• About this exercise: Copy each line below in which the word "release" occurs.

• Supplied material:
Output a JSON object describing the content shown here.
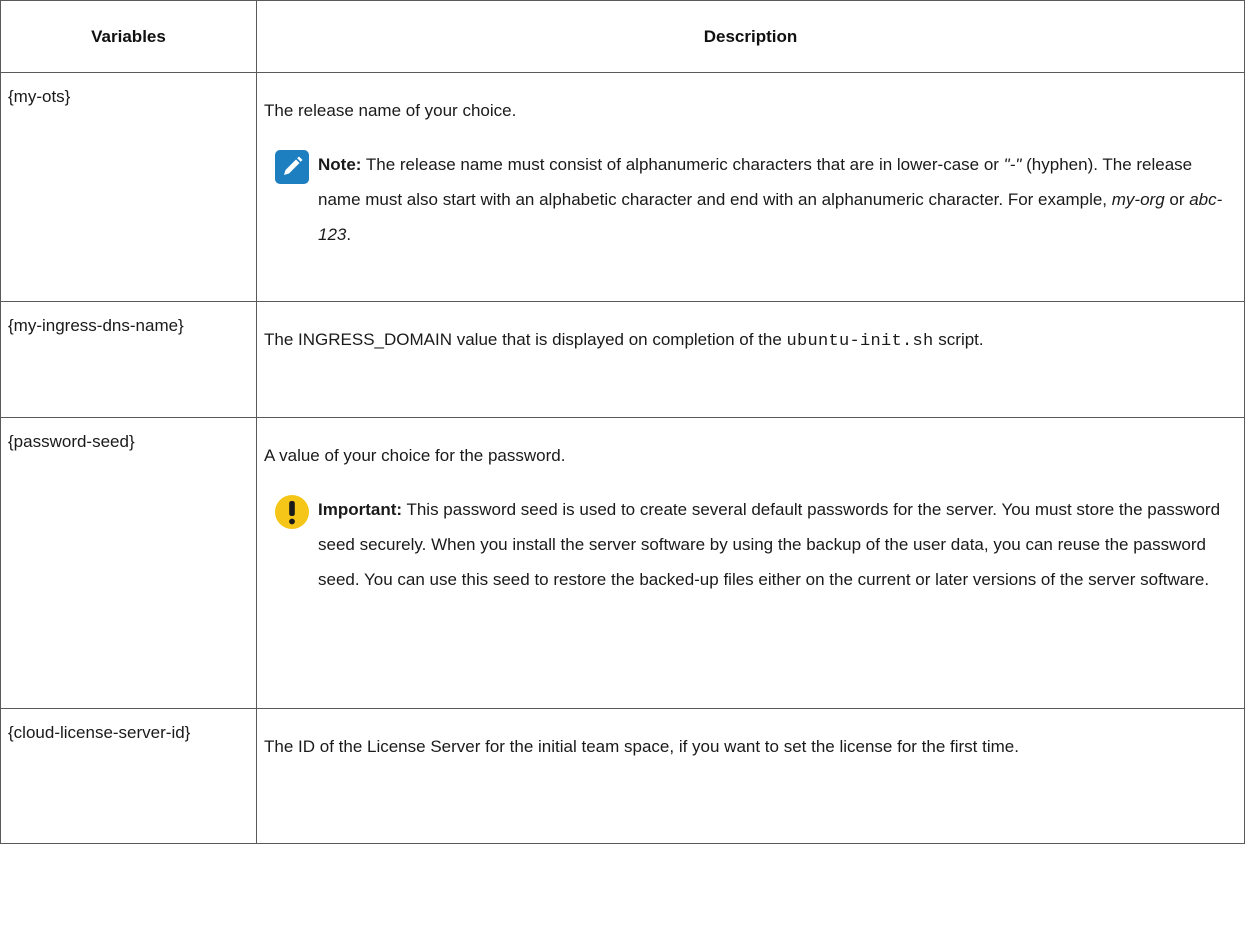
{
  "table": {
    "headers": {
      "variables": "Variables",
      "description": "Description"
    },
    "rows": [
      {
        "variable": "{my-ots}",
        "description": "The release name of your choice.",
        "note": {
          "icon": "pencil-note-icon",
          "label": "Note:",
          "text_1": " The release name must consist of alphanumeric characters that are in lower-case or ",
          "hyphen_quoted": "\"-\"",
          "text_2": " (hyphen). The release name must also start with an alphabetic character and end with an alphanumeric character. For example, ",
          "example_1": "my-org",
          "text_3": " or ",
          "example_2": "abc-123",
          "text_4": "."
        }
      },
      {
        "variable": "{my-ingress-dns-name}",
        "description_1": "The INGRESS_DOMAIN value that is displayed on completion of the ",
        "script_name": "ubuntu-init.sh",
        "description_2": " script."
      },
      {
        "variable": "{password-seed}",
        "description": "A value of your choice for the password.",
        "important": {
          "icon": "exclamation-important-icon",
          "label": "Important:",
          "text": " This password seed is used to create several default passwords for the server. You must store the password seed securely. When you install the server software by using the backup of the user data, you can reuse the password seed. You can use this seed to restore the backed-up files either on the current or later versions of the server software."
        }
      },
      {
        "variable": "{cloud-license-server-id}",
        "description": "The ID of the License Server for the initial team space, if you want to set the license for the first time."
      }
    ]
  },
  "colors": {
    "note_icon_bg": "#1d7fbf",
    "important_icon_bg": "#f5c518",
    "border": "#5a5a5a"
  }
}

• Output for this task:
        "description": "The release name of your choice.",
          "text_1": " The release name must consist of alphanumeric characters that are in lower-case or ",
          "text_2": " (hyphen). The release name must also start with an alphabetic character and end with an alphanumeric character. For example, ",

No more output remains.